Due to their natural curiosity, children consistently ask questions while in the kitchen, whether about ingredients or simply what you’re doing at each cooking step. This aids in their language development and helps them learn about where their meals come from as they watch you prepare them.

In our experience, we’ve found that our children eat better when they help us prepare the meals, and this is essentially how our blog, “The Well Fed Family,” came about.

How To Make your Kitchen Accessible?

Create a help center where they can feel free to join at any time without having to ask.

A kitchen helper, also known as a learning tower, is a great option if your child is under 2 years old. A step stool is also a good option because it takes up less space.

kitchen montessori

Choose a low cabinet and fill it with their own dishes like water cups, plates and real utensils.

water glass

Make sure to place the sharp knives in a higher drawer and out of children’s reach.

By trying out these practical tips and fostering a Montessori-inspired environment in the kitchen and your home in general, you’ll soon see your child getting involved and enjoying cooking with you.
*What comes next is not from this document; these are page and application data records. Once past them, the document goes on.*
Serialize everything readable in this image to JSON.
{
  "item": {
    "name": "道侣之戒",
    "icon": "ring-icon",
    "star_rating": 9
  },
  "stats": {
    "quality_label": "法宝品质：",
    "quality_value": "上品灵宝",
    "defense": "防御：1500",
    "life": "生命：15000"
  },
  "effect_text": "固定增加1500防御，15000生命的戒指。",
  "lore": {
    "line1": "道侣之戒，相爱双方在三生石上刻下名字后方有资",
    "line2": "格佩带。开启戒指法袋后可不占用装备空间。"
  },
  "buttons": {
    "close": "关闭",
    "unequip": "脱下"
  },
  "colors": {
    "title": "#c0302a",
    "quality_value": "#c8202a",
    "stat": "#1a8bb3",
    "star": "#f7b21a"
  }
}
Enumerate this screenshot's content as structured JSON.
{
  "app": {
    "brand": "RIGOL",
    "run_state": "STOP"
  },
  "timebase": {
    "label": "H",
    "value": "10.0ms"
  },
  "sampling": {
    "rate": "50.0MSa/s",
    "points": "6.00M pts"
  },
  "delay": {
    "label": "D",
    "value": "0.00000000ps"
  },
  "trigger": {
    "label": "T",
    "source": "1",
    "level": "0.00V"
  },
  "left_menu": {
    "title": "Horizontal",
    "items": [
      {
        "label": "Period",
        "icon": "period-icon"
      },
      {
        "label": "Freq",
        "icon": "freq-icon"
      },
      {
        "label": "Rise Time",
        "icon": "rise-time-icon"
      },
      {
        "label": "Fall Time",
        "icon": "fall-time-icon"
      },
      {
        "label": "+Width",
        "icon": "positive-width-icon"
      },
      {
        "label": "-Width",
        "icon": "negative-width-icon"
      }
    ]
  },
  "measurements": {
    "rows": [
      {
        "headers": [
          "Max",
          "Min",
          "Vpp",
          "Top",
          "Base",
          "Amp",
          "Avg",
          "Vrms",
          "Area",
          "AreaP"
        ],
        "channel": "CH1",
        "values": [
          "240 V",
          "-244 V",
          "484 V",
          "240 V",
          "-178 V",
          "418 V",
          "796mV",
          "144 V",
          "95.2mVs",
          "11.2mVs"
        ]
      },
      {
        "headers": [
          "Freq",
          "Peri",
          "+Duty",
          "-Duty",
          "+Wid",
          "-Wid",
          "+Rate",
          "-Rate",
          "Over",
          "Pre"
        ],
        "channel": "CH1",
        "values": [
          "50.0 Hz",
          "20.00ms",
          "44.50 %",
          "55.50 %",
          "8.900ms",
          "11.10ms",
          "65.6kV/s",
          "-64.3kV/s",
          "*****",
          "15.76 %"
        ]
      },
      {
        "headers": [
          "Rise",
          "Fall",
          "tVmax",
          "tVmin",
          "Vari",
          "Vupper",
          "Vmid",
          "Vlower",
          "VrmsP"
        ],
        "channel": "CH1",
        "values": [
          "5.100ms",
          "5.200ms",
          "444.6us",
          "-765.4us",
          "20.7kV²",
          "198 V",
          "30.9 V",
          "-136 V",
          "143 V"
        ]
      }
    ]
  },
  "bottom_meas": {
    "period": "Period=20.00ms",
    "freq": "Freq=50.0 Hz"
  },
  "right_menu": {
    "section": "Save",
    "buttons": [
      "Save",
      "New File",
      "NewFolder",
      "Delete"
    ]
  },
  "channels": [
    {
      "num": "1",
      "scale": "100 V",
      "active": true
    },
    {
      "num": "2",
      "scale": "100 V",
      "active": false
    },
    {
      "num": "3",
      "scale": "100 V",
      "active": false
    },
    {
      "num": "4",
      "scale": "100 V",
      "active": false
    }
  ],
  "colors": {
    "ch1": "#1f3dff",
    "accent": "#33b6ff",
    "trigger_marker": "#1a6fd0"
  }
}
Setting up a special spot for them to join in, like a low cabinet with their own dishes, and using child-friendly tools like a step stool or learning tower, will make it easier for them to participate.

father and daughter in the kitchen.

As they spend more time in the kitchen, they’ll naturally learn new skills and become more confident. Before you know it, you will have a little chef helping in the kitchen at all times.